Melaka: Malay trading port is a fusion delight

In a destination where cultures collide, I'm off to a good start. I have just checked into my hotel room when a staff member arrives with a brocade-lined picnic basket from which she produces a pink and yellow pot of Chinese tea accompanied by a Malay sweet-rice snack dolloped with coconut custard.

The Majestic Malacca is determined to offer its guests an array of tempting cross-cultural nibbles. In the lobby, glass jars are filled with Chinese sour plums and Malay condensed-milk sweets. At the bar, afternoon tea lulls me with smug scones and egg sandwiches, then springs surprises: fat curry puffs and pai tee pockets filled with shredded vegetables and prawn paste. My fragrant tea is flavoured with cinnamon.

Melaka is a city full of fusion delights, and not just in its food. The Malay trading port was conquered by the Portuguese in 1511. The Dutch, British and Chinese and Indian settlers followed. The result is curious blends of cultures, cuisines, religions and languages. The best known is the Baba-Nyonya or Straits Chinese, formed from the intermarriage of Chinese merchants and Malay women. Another ethnic group, the Kristang, are of mixed European and Malay descent.

No surprise then, in Melaka's magpie cultures, that Mediterranean tile work and Victorian chandeliers decorate The Majestic Malacca, once the 1920s mansion of a Chinese tycoon fond of colonial architecture. Nothing is straightforward in this port town. When I set off on a complimentary historical tour with informative hotel receptionist Radhayu, she frequently points out mixed influences on shophouses, which are British-Chinese creations fronted by arcaded footpaths likely of Spanish origin. Facades sport ornate Malay woodwork, Portuguese shutters, traditional Chinese or art deco decorations, and typical Baba-Nyonya pastel colours.

Many shophouses, laments Radhayu, have been abandoned as businesses shift into malls or new residential suburbs. "But don't be fooled by the dilapidated exteriors," she says as we walk down Lorong Jambatan. "This shophouse has been converted to an Airbnb and is luxurious inside." Another houses one of Radhayu's favourite cafes. "I love sitting there reading," she says. "When I moved to Melaka from Kuala Lumpur I thought it very quiet, but now I really appreciate the slow pace, the cafes, the river walks."

We continue into Jalan Hang Kasturi, with its colourful Chinese facades, some embedded with Portuguese stone blocks or long, thin Dutch bricks. Signboard maker Fwu Chang is one of the last remaining shophouse business here, Radhayu says. The shop produces the calligraphy-carved boards that hang above and down the sides of Chinese doors, indicating a family name or business. These days, it also produces cafe signs for the hipster establishments gaining a foothold in the old town.

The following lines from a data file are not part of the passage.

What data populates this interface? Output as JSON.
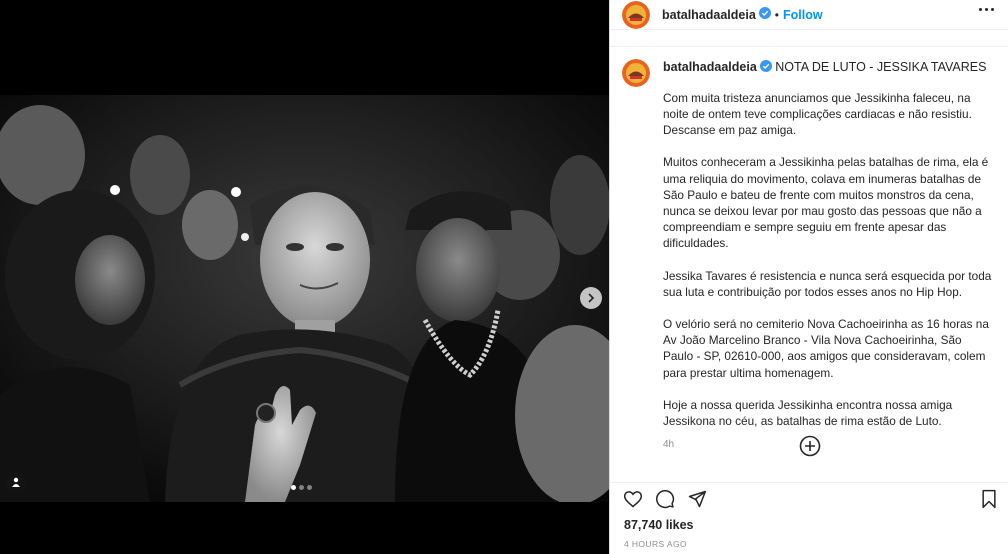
{
  "post": {
    "username": "batalhadaaldeia",
    "follow_label": "Follow",
    "separator": "•",
    "caption_title": "NOTA DE LUTO - JESSIKA TAVARES",
    "paragraphs": [
      "Com muita tristeza anunciamos que Jessikinha faleceu, na noite de ontem teve complicações cardiacas e não resistiu. Descanse em paz amiga.",
      "Muitos conheceram a Jessikinha pelas batalhas de rima, ela é uma reliquia do movimento, colava em inumeras batalhas de São Paulo e bateu de frente com muitos monstros da cena, nunca se deixou levar por mau gosto das pessoas que não a compreendiam e sempre seguiu em frente apesar das dificuldades.",
      "Jessika Tavares é resistencia e nunca será esquecida por toda sua luta e contribuição por todos esses anos no Hip Hop.",
      "O velório será no cemiterio Nova Cachoeirinha as 16 horas na Av João Marcelino Branco - Vila Nova Cachoeirinha, São Paulo - SP, 02610-000, aos amigos que consideravam, colem para prestar ultima homenagem.",
      "Hoje a nossa querida Jessikinha encontra nossa amiga Jessikona no céu, as batalhas de rima estão de Luto."
    ],
    "caption_age": "4h",
    "likes": "87,740 likes",
    "timestamp": "4 HOURS AGO"
  },
  "carousel": {
    "current": 1,
    "total": 3
  },
  "icons": {
    "verified": "verified-badge-icon",
    "more": "more-options-icon",
    "load_more": "plus-circle-icon",
    "like": "heart-icon",
    "comment": "comment-icon",
    "share": "paper-plane-icon",
    "save": "bookmark-icon",
    "next": "chevron-right-icon",
    "tags": "user-tag-icon"
  },
  "colors": {
    "accent": "#0095f6",
    "text": "#262626",
    "muted": "#8e8e8e",
    "verified": "#3897f0"
  }
}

In Harmony Street, Melaka's comfortable coexistences are symbolised in the Hindu temple, mosque and Chinese temple that sit almost side by side. The minaret of the 1872 Kampung Kling Mosque shows distinct Hindu influences, and the interior is adorned with Portuguese tiles, Corinthian columns and a Chinese-carved wooden pulpit.

A short walk away, a shop specialises in intricately designed, beaded Baba-Nyonya slippers. Craftsman Lim Tian Seng is a rare species: his expensive creations can't compete with cheap factory-made versions. He sits beneath a clanking ceiling fan in dim light, sewing beads on slippers as if to defy the relentless march of change.

Melaka is a city of change. Foreigners, trade and business have come and gone, and now the action has moved away from this lovely old town into more modern neighbourhoods. Still, bits of old Melaka remain. Retirees trade coins and stamps in the morning market on Jalan Hang Lekir; craftsmen make clogs and buckets; rickshaw wallahs still operate, albeit in cycle-rickshaws garish with Hello Kitty decorations.


It's easy to assume this fabulous concoction of cultures is fading until I'm reminded that, like any culture, it just continues transformed. Returning to The Majestic Malacca, I notice that staff wear Baba-Nyonya inspired uniforms, that the spa offers a Straits Chinese spa treatment. That evening, my hotel's turndown service leaves a little plate of nyonya kuih on the coffee table. The sweet, steamed snacks are assembled for their various textures, colours and flavours. Onde-onde is green, flecked with desiccated coconut. Kuiah lapis has custardy mauve layers, as colourful and tempting as all the other layers of Melaka.




The Majestic Malacca has rooms from $115. The historical walk is free for guests. Its restaurant Melba serves delicious Melaka Kristang cuisine, characterised by spicy sambal, coconut curries and light vegetable dishes. Phone +60 6 289 8000. See


Malaysia Airlines flies from Adelaide, Darwin, Melbourne, Perth and Sydney to Kuala Lumpur, a two-hour drive from Melaka. Phone 13 26 27, see

Brian Johnston travelled as a guest of Malaysia Airlines, Tourism Malaysia and The Majestic Melaka